(Items from an interface collection)
= = = = =
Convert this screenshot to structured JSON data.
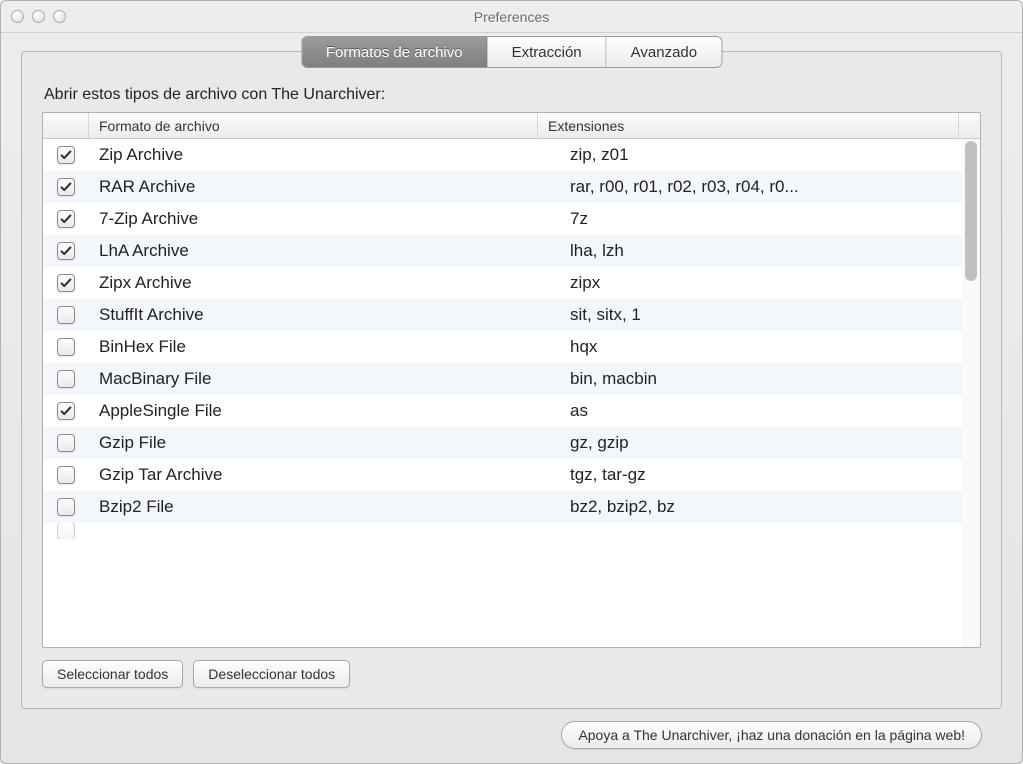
{
  "window": {
    "title": "Preferences"
  },
  "tabs": [
    {
      "label": "Formatos de archivo",
      "active": true
    },
    {
      "label": "Extracción",
      "active": false
    },
    {
      "label": "Avanzado",
      "active": false
    }
  ],
  "section_label": "Abrir estos tipos de archivo con The Unarchiver:",
  "columns": {
    "format": "Formato de archivo",
    "extensions": "Extensiones"
  },
  "rows": [
    {
      "checked": true,
      "name": "Zip Archive",
      "ext": "zip, z01"
    },
    {
      "checked": true,
      "name": "RAR Archive",
      "ext": "rar, r00, r01, r02, r03, r04, r0..."
    },
    {
      "checked": true,
      "name": "7-Zip Archive",
      "ext": "7z"
    },
    {
      "checked": true,
      "name": "LhA Archive",
      "ext": "lha, lzh"
    },
    {
      "checked": true,
      "name": "Zipx Archive",
      "ext": "zipx"
    },
    {
      "checked": false,
      "name": "StuffIt Archive",
      "ext": "sit, sitx, 1"
    },
    {
      "checked": false,
      "name": "BinHex File",
      "ext": "hqx"
    },
    {
      "checked": false,
      "name": "MacBinary File",
      "ext": "bin, macbin"
    },
    {
      "checked": true,
      "name": "AppleSingle File",
      "ext": "as"
    },
    {
      "checked": false,
      "name": "Gzip File",
      "ext": "gz, gzip"
    },
    {
      "checked": false,
      "name": "Gzip Tar Archive",
      "ext": "tgz, tar-gz"
    },
    {
      "checked": false,
      "name": "Bzip2 File",
      "ext": "bz2, bzip2, bz"
    }
  ],
  "buttons": {
    "select_all": "Seleccionar todos",
    "deselect_all": "Deseleccionar todos"
  },
  "footer": {
    "donate": "Apoya a The Unarchiver, ¡haz una donación en la página web!"
  }
}
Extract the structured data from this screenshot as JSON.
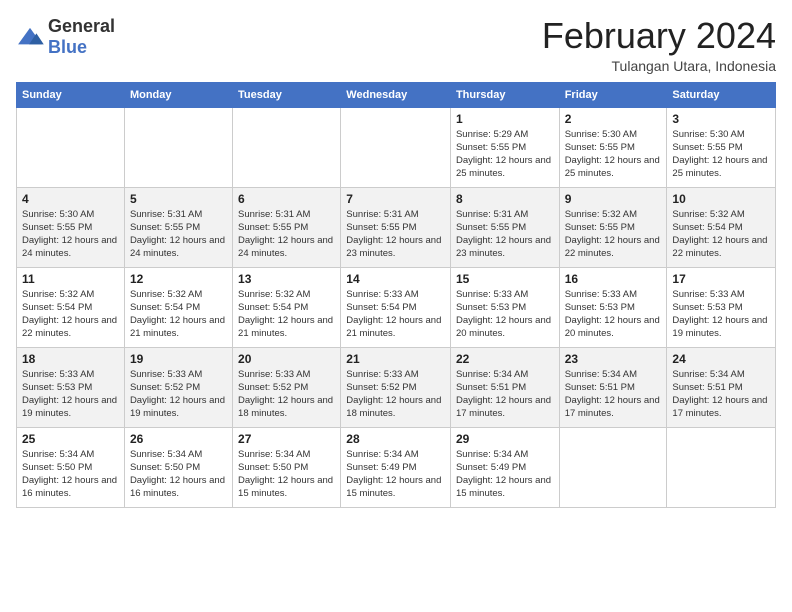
{
  "logo": {
    "general": "General",
    "blue": "Blue"
  },
  "title": "February 2024",
  "subtitle": "Tulangan Utara, Indonesia",
  "days_header": [
    "Sunday",
    "Monday",
    "Tuesday",
    "Wednesday",
    "Thursday",
    "Friday",
    "Saturday"
  ],
  "weeks": [
    [
      {
        "day": "",
        "info": ""
      },
      {
        "day": "",
        "info": ""
      },
      {
        "day": "",
        "info": ""
      },
      {
        "day": "",
        "info": ""
      },
      {
        "day": "1",
        "info": "Sunrise: 5:29 AM\nSunset: 5:55 PM\nDaylight: 12 hours and 25 minutes."
      },
      {
        "day": "2",
        "info": "Sunrise: 5:30 AM\nSunset: 5:55 PM\nDaylight: 12 hours and 25 minutes."
      },
      {
        "day": "3",
        "info": "Sunrise: 5:30 AM\nSunset: 5:55 PM\nDaylight: 12 hours and 25 minutes."
      }
    ],
    [
      {
        "day": "4",
        "info": "Sunrise: 5:30 AM\nSunset: 5:55 PM\nDaylight: 12 hours and 24 minutes."
      },
      {
        "day": "5",
        "info": "Sunrise: 5:31 AM\nSunset: 5:55 PM\nDaylight: 12 hours and 24 minutes."
      },
      {
        "day": "6",
        "info": "Sunrise: 5:31 AM\nSunset: 5:55 PM\nDaylight: 12 hours and 24 minutes."
      },
      {
        "day": "7",
        "info": "Sunrise: 5:31 AM\nSunset: 5:55 PM\nDaylight: 12 hours and 23 minutes."
      },
      {
        "day": "8",
        "info": "Sunrise: 5:31 AM\nSunset: 5:55 PM\nDaylight: 12 hours and 23 minutes."
      },
      {
        "day": "9",
        "info": "Sunrise: 5:32 AM\nSunset: 5:55 PM\nDaylight: 12 hours and 22 minutes."
      },
      {
        "day": "10",
        "info": "Sunrise: 5:32 AM\nSunset: 5:54 PM\nDaylight: 12 hours and 22 minutes."
      }
    ],
    [
      {
        "day": "11",
        "info": "Sunrise: 5:32 AM\nSunset: 5:54 PM\nDaylight: 12 hours and 22 minutes."
      },
      {
        "day": "12",
        "info": "Sunrise: 5:32 AM\nSunset: 5:54 PM\nDaylight: 12 hours and 21 minutes."
      },
      {
        "day": "13",
        "info": "Sunrise: 5:32 AM\nSunset: 5:54 PM\nDaylight: 12 hours and 21 minutes."
      },
      {
        "day": "14",
        "info": "Sunrise: 5:33 AM\nSunset: 5:54 PM\nDaylight: 12 hours and 21 minutes."
      },
      {
        "day": "15",
        "info": "Sunrise: 5:33 AM\nSunset: 5:53 PM\nDaylight: 12 hours and 20 minutes."
      },
      {
        "day": "16",
        "info": "Sunrise: 5:33 AM\nSunset: 5:53 PM\nDaylight: 12 hours and 20 minutes."
      },
      {
        "day": "17",
        "info": "Sunrise: 5:33 AM\nSunset: 5:53 PM\nDaylight: 12 hours and 19 minutes."
      }
    ],
    [
      {
        "day": "18",
        "info": "Sunrise: 5:33 AM\nSunset: 5:53 PM\nDaylight: 12 hours and 19 minutes."
      },
      {
        "day": "19",
        "info": "Sunrise: 5:33 AM\nSunset: 5:52 PM\nDaylight: 12 hours and 19 minutes."
      },
      {
        "day": "20",
        "info": "Sunrise: 5:33 AM\nSunset: 5:52 PM\nDaylight: 12 hours and 18 minutes."
      },
      {
        "day": "21",
        "info": "Sunrise: 5:33 AM\nSunset: 5:52 PM\nDaylight: 12 hours and 18 minutes."
      },
      {
        "day": "22",
        "info": "Sunrise: 5:34 AM\nSunset: 5:51 PM\nDaylight: 12 hours and 17 minutes."
      },
      {
        "day": "23",
        "info": "Sunrise: 5:34 AM\nSunset: 5:51 PM\nDaylight: 12 hours and 17 minutes."
      },
      {
        "day": "24",
        "info": "Sunrise: 5:34 AM\nSunset: 5:51 PM\nDaylight: 12 hours and 17 minutes."
      }
    ],
    [
      {
        "day": "25",
        "info": "Sunrise: 5:34 AM\nSunset: 5:50 PM\nDaylight: 12 hours and 16 minutes."
      },
      {
        "day": "26",
        "info": "Sunrise: 5:34 AM\nSunset: 5:50 PM\nDaylight: 12 hours and 16 minutes."
      },
      {
        "day": "27",
        "info": "Sunrise: 5:34 AM\nSunset: 5:50 PM\nDaylight: 12 hours and 15 minutes."
      },
      {
        "day": "28",
        "info": "Sunrise: 5:34 AM\nSunset: 5:49 PM\nDaylight: 12 hours and 15 minutes."
      },
      {
        "day": "29",
        "info": "Sunrise: 5:34 AM\nSunset: 5:49 PM\nDaylight: 12 hours and 15 minutes."
      },
      {
        "day": "",
        "info": ""
      },
      {
        "day": "",
        "info": ""
      }
    ]
  ]
}
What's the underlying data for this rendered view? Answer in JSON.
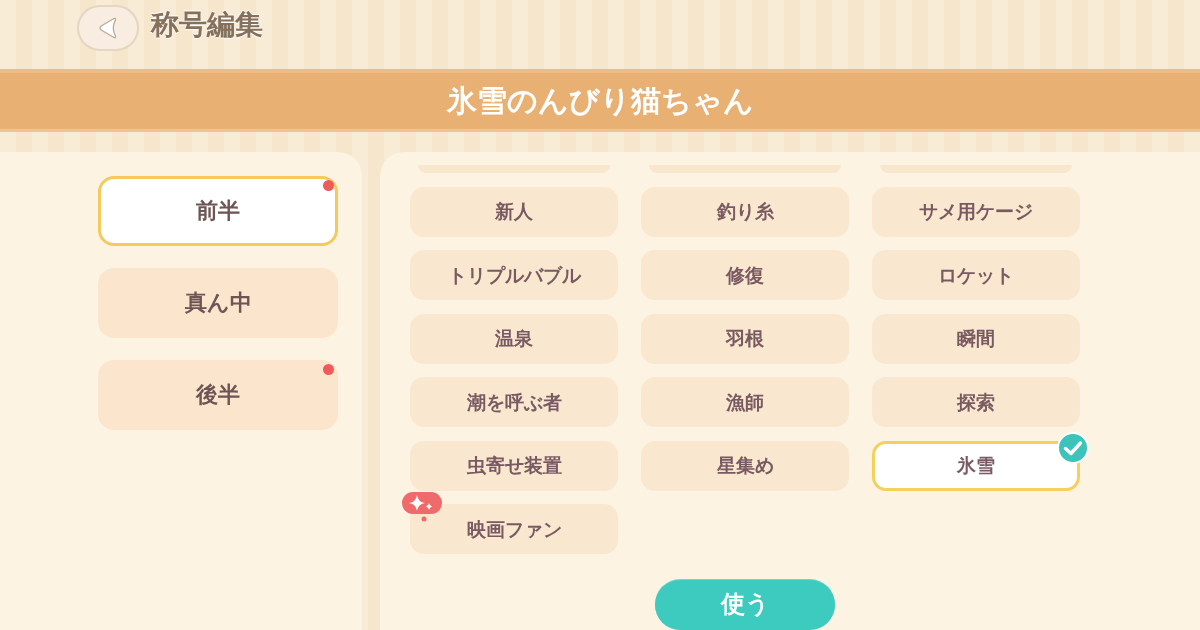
{
  "header": {
    "title": "称号編集"
  },
  "banner": {
    "title": "氷雪のんびり猫ちゃん"
  },
  "tabs": [
    {
      "label": "前半",
      "selected": true,
      "notification": true
    },
    {
      "label": "真ん中",
      "selected": false,
      "notification": false
    },
    {
      "label": "後半",
      "selected": false,
      "notification": true
    }
  ],
  "titles": [
    {
      "label": "新人",
      "selected": false,
      "new": false
    },
    {
      "label": "釣り糸",
      "selected": false,
      "new": false
    },
    {
      "label": "サメ用ケージ",
      "selected": false,
      "new": false
    },
    {
      "label": "トリプルバブル",
      "selected": false,
      "new": false
    },
    {
      "label": "修復",
      "selected": false,
      "new": false
    },
    {
      "label": "ロケット",
      "selected": false,
      "new": false
    },
    {
      "label": "温泉",
      "selected": false,
      "new": false
    },
    {
      "label": "羽根",
      "selected": false,
      "new": false
    },
    {
      "label": "瞬間",
      "selected": false,
      "new": false
    },
    {
      "label": "潮を呼ぶ者",
      "selected": false,
      "new": false
    },
    {
      "label": "漁師",
      "selected": false,
      "new": false
    },
    {
      "label": "探索",
      "selected": false,
      "new": false
    },
    {
      "label": "虫寄せ装置",
      "selected": false,
      "new": false
    },
    {
      "label": "星集め",
      "selected": false,
      "new": false
    },
    {
      "label": "氷雪",
      "selected": true,
      "new": false
    },
    {
      "label": "映画ファン",
      "selected": false,
      "new": true
    }
  ],
  "use_button": {
    "label": "使う"
  }
}
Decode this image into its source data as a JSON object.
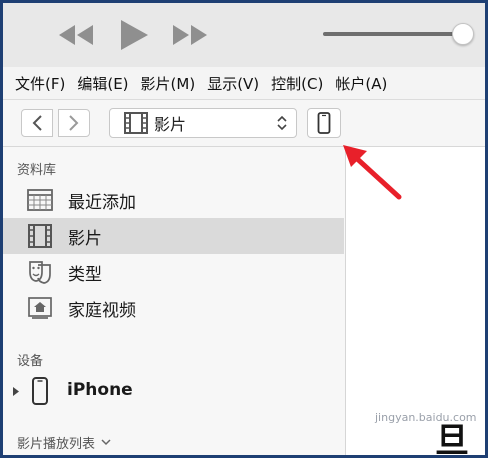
{
  "menubar": {
    "items": [
      "文件(F)",
      "编辑(E)",
      "影片(M)",
      "显示(V)",
      "控制(C)",
      "帐户(A)"
    ]
  },
  "toolbar": {
    "media_selected": "影片",
    "media_icon": "film-icon",
    "device_icon": "iphone-icon"
  },
  "sidebar": {
    "library_title": "资料库",
    "library_items": [
      {
        "label": "最近添加",
        "icon": "grid-icon",
        "selected": false
      },
      {
        "label": "影片",
        "icon": "film-icon",
        "selected": true
      },
      {
        "label": "类型",
        "icon": "masks-icon",
        "selected": false
      },
      {
        "label": "家庭视频",
        "icon": "home-video-icon",
        "selected": false
      }
    ],
    "devices_title": "设备",
    "device": {
      "label": "iPhone",
      "icon": "iphone-icon"
    },
    "playlists_title": "影片播放列表"
  },
  "watermark": {
    "text": "jingyan.baidu.com",
    "partial_char": "旦"
  },
  "colors": {
    "frame_border": "#1e3f73",
    "arrow": "#e8202a",
    "selected_row": "#dadada"
  },
  "volume": {
    "level": 1.0
  }
}
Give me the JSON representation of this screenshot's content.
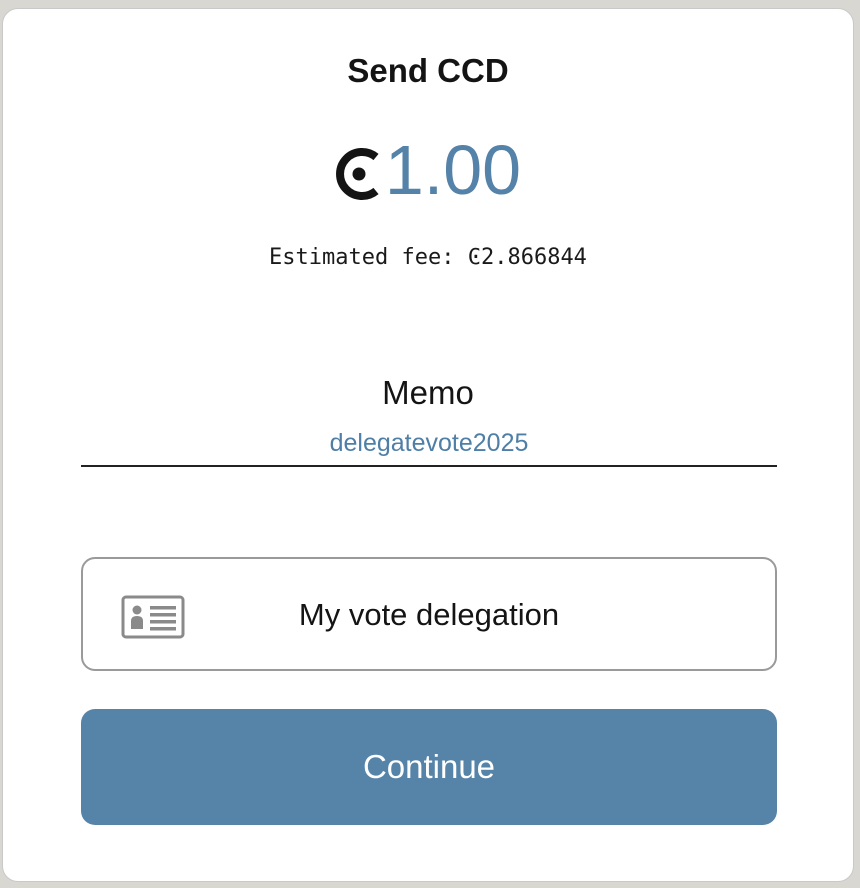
{
  "dialog": {
    "title": "Send CCD",
    "amount": "1.00",
    "currency_icon": "ccd-icon",
    "fee_label": "Estimated fee: Ͼ2.866844",
    "memo_label": "Memo",
    "memo_value": "delegatevote2025",
    "identity_button_label": "My vote delegation",
    "identity_icon": "id-card-icon",
    "continue_label": "Continue",
    "colors": {
      "accent": "#5684a9",
      "amount_text": "#5482a8",
      "memo_text": "#4f7fa6"
    }
  }
}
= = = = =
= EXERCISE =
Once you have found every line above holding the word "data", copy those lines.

= ANSWER FOR THIS EXERCISE =
Convert this screenshot to structured JSON data.
Extract the structured data from this screenshot as JSON.
What's the underlying data for this rendered view? Answer in JSON.
Decode this image into its source data as a JSON object.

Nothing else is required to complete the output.